The EAT agreed with the employer, so it said for this reason too there was no victimisation. The EAT said an employee must identify a specific actual protected act, or believed protected act, in order to fix the employer with liability, and must show that the employer knew about that specific act, and that the employer imposed a detriment on the employee because of that specific protected act. The tribunal here did not specifically find that the director of legal services knew about the two emails and the conversation, or that those acts were the reason why she ordered the surveillance.
There were also other points at issue in the case, one of which is discussed under Perceived disability>Past cases pointing to difficulties in showing perceived disability.
I think this decision is wrong in so far as it requires the decision-maker to know about the specific communication. It would be ridiculous if an employee is not protected if his manager tells the chief executive that the employee is asking for reasonable adjustments for a disability (without details of particular communications) and the chief executive says “Just sack him”, or himself sacks the employee. This cannot be what Parliament intended. Also the decision may well be incompatible with Article 11 of the EU Framework Employment Directive.

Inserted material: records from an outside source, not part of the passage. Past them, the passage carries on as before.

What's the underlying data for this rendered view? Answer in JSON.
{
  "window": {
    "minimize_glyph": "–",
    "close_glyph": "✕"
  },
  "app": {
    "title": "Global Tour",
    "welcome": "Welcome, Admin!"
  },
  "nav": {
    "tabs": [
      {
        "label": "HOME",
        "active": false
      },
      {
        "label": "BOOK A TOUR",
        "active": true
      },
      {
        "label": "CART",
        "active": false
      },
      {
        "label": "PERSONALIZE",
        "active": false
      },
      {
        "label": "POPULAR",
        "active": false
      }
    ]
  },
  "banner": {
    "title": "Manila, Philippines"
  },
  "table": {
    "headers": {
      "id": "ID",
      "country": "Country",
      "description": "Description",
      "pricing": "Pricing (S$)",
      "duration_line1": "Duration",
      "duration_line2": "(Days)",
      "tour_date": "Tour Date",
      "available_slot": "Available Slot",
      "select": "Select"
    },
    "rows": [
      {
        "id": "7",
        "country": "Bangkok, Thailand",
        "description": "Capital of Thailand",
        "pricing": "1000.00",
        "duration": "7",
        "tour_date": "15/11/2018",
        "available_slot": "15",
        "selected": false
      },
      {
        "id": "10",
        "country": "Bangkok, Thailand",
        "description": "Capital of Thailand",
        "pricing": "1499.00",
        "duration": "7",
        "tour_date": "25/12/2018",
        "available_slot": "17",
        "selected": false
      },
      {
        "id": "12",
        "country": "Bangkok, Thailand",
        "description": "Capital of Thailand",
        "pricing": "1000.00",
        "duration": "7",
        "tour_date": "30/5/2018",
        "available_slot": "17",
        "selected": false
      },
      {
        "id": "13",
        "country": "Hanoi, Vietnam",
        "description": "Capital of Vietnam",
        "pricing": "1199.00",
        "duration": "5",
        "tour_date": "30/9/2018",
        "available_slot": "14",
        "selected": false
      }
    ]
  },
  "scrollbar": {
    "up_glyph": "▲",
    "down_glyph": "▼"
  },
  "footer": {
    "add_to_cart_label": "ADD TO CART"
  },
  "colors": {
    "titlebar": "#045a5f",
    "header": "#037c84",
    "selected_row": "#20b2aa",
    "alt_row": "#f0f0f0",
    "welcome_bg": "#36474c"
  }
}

Also on the plain wording of the Equality Act, the decision seems to me to be wrong on this point. The EAT was presumably influenced by decisions in CLFIS and Gallop indicating that the employment tribunal must look at the mental state of the individual decision-maker, and accordingly there cannot be direct disability discrimination “because of” the disability if the decision-maker did not know of the disability: see Direct discrimination>Mental process of decision-maker, rather than other staff. That makes some sense as to whether a decision was because of a disability. However knowledge is not a statutory requirement here; the statute just asks whether one thing is “because” of the other. In this victimisation case, assuming the surveillance had been because of the claim for reasonable adjustments, would the director’s action have been “because” of those two emails and the conversation (or any of them)? Surely yes it would. There would be a close enough causal link with those protected acts even though she did not know the precise means of communication.
Note that the claimant does not seem to have put this argument to the EAT. The claimant argued unsuccessfully that the protected act was the assertion by the claimant that he was disabled and his request for reasonable adjustments. He argued that the specific communications were the medium, but the protected acts were the information which the claimant conveyed to the employer. That is a possible argument, but I would suggest that there is sufficient causal link even if the protected acts are the specific communications.
A further possible argument would be that the director believed the claimant had done a protected act within s.27(1)(b), without requiring precise specificity as to how it was communicated (the EAT here required specificity but the statute does not say that).
I suggest this decision will be reversed at some point. Perhaps employment tribunals may consider themselves bound by it in the meantime; however it might be argued tribunals need not be bound by it as the victimisation claim failed on other grounds anyway. Also there were arguments not considered by the EAT, as discussed above.
- Don’t be a victim of victimisation (link to personneltoday.com) – December 2012, aimed at employers. Gives a useful overview of different ways in which victimisation can arise in practice.